According to FIFA, Yashin defended over 150 penalty kicks in professional football. He also kept more than 270 clean sheets during his career. He also earned a gold medal at the 1956 Olympic football tournament and the 1960 European Championships.
Patrick Roy – Hockey
Patrick Jacques Roy is a retired Canadian professional ice hockey goaltender. He was the head coach and vice-president of hockey operations for the Colorado Avalanche of the National Hockey League (NHL).
Currently, he serves as the general manager and head coach of the Quebec Remparts of the Quebec Major Junior Hockey League (QMJHL).
He is regarded as one of the most renowned goaltenders of all time. In 2017 Roy was labeled one of the ‘100 Greatest NHL Players’ in history.
Nicknamed “Saint Patrick,” Roy divided his playing career in the NHL between the Montreal Canadiens and the Avalanche. Roy acquired four Stanley Cups during his career, two with each franchise.
In 2004, Roy was selected as the most outstanding goaltender in NHL history by a panel of 41 writers, united with a recent fan poll. On November 13, 2006, Roy was drafted into the Hockey Hall of Fame. He is the only goalie in NHL history to win the Conn Smythe Trophy, which is awarded to the most worthy player in the Stanley Cup playoffs.
Roy is credited for popularizing the butterfly style of goaltending. It has since become the dominant style of goaltending around the world.
Before stepping down in the 2016 off-season, Roy had been the Avalanche’s head coach since the 2013–14 season. During this time, he acquired the Jack Adams Award as the NHL’s best coach.
Roy’s number 33 jersey is withdrawn by both the Canadiens and Avalanche.
Goalies are deemed to stop goals, not score them. But frequently, goalies get the chance to be offensive stars. Thus, putting themselves front and center for a highlight goal even as they prevent anyone from scoring on them.
Sometimes, those goals are just flukes. Other times, they’re the product of freakishly athletic netminders who can not only stave off attackers but dish out a little pain of their own.
Best of all: They’re humble.
Goalies don’t usually celebrate too much when they score.
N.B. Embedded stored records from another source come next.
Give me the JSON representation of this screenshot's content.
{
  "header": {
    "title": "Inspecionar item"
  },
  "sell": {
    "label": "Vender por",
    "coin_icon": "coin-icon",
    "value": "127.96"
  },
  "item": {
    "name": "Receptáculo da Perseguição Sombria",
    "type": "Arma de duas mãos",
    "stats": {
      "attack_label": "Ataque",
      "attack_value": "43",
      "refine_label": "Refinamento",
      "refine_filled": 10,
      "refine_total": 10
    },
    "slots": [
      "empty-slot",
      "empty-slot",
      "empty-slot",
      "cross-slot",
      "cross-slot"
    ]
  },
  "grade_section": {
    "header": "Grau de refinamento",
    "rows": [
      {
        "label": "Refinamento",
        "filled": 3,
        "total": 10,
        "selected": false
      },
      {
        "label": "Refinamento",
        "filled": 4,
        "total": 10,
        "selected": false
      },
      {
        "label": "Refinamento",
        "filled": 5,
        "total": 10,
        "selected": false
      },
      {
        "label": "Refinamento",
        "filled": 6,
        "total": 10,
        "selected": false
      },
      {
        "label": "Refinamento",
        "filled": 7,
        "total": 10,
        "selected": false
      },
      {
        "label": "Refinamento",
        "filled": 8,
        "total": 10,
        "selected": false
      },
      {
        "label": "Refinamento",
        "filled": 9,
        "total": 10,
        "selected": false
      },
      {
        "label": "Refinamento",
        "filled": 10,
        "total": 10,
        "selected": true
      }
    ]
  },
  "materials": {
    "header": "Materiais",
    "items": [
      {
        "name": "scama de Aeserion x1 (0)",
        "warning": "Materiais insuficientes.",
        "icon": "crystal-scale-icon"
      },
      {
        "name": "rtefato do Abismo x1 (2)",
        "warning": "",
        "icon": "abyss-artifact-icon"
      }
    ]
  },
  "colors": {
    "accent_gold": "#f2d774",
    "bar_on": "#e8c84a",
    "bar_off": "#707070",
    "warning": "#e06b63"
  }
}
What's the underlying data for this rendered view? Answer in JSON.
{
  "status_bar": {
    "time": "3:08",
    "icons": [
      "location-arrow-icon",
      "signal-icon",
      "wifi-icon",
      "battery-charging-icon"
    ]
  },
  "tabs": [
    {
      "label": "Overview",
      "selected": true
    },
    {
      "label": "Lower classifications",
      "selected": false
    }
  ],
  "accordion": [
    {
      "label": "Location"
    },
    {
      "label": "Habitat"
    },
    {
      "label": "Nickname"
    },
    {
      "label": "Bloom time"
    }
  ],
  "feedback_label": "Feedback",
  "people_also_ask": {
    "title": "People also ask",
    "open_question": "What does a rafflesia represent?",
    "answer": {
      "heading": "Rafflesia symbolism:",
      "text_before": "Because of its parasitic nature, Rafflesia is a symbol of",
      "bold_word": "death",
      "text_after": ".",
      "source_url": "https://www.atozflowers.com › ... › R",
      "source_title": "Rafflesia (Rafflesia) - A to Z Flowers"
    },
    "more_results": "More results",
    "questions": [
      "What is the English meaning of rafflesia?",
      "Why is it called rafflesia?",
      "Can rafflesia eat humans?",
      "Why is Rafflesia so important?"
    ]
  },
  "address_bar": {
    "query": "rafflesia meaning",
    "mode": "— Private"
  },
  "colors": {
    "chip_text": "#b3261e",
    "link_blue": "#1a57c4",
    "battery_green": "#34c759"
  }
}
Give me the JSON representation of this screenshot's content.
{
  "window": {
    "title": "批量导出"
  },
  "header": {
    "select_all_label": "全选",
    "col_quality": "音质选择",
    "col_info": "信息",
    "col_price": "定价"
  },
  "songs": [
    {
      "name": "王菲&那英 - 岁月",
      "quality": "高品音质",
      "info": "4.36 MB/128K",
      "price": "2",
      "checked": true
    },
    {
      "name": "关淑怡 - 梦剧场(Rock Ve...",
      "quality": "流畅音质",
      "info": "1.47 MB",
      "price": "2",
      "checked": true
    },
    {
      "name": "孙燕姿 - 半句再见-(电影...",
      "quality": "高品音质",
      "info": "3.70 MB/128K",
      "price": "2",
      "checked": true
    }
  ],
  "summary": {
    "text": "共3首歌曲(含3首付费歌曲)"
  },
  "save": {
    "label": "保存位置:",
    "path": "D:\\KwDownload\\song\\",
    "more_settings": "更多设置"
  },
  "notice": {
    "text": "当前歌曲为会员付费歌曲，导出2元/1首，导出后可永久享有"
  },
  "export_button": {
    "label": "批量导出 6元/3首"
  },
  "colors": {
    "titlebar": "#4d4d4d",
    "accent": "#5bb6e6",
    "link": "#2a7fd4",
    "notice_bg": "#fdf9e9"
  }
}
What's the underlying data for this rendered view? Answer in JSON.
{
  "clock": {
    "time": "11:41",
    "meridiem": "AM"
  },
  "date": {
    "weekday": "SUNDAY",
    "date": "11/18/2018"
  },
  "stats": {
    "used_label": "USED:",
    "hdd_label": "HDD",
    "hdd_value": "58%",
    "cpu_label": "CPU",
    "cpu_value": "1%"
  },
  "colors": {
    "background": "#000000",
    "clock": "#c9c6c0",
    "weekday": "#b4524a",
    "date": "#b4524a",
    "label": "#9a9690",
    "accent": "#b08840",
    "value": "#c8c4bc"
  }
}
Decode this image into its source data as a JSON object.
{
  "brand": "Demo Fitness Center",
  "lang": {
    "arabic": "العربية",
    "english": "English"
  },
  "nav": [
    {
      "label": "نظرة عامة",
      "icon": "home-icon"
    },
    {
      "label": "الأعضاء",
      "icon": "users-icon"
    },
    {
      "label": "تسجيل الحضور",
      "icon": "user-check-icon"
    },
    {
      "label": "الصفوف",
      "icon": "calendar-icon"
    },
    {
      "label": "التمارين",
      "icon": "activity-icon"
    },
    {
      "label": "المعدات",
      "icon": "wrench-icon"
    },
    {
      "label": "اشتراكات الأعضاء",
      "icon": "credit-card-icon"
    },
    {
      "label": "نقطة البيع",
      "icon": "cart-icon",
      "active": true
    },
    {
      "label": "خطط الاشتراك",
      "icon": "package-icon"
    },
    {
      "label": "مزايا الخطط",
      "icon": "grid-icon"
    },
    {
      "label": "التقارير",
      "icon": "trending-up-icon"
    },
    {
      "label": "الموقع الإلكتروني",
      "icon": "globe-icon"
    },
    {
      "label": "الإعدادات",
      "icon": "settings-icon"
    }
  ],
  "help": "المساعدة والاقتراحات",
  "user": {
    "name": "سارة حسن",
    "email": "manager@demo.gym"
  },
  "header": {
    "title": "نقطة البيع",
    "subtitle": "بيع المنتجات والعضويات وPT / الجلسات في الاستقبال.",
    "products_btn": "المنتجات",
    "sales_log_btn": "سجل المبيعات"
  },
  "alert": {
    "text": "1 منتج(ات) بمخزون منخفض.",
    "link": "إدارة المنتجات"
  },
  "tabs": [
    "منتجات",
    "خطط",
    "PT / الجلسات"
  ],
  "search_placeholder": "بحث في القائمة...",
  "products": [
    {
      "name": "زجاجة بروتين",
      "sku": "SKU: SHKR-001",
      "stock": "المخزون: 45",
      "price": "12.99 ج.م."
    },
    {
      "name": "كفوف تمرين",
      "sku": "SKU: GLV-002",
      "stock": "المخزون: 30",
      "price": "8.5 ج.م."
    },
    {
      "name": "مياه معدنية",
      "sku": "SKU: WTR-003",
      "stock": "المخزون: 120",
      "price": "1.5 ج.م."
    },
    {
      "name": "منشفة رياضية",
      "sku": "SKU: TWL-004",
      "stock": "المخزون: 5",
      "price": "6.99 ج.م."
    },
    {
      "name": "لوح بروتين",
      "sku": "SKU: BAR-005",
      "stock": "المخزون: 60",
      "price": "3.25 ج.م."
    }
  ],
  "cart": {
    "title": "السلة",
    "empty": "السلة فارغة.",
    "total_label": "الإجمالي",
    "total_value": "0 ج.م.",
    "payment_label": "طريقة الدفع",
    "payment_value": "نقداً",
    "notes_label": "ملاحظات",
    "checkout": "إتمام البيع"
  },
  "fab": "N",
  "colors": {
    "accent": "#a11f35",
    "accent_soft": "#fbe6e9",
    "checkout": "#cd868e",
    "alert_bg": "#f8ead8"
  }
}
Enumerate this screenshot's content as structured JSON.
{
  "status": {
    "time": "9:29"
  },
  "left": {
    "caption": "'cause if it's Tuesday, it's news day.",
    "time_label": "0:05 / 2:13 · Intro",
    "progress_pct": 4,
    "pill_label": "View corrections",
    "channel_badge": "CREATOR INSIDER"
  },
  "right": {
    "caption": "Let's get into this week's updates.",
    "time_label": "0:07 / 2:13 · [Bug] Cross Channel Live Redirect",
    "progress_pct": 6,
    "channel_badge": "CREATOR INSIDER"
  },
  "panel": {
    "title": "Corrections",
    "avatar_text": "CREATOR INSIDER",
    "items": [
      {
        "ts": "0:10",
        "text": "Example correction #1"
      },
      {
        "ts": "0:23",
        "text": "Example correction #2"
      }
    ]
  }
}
They are keenly aware of the embarrassment that comes when they let one get by. But the crowd loves them.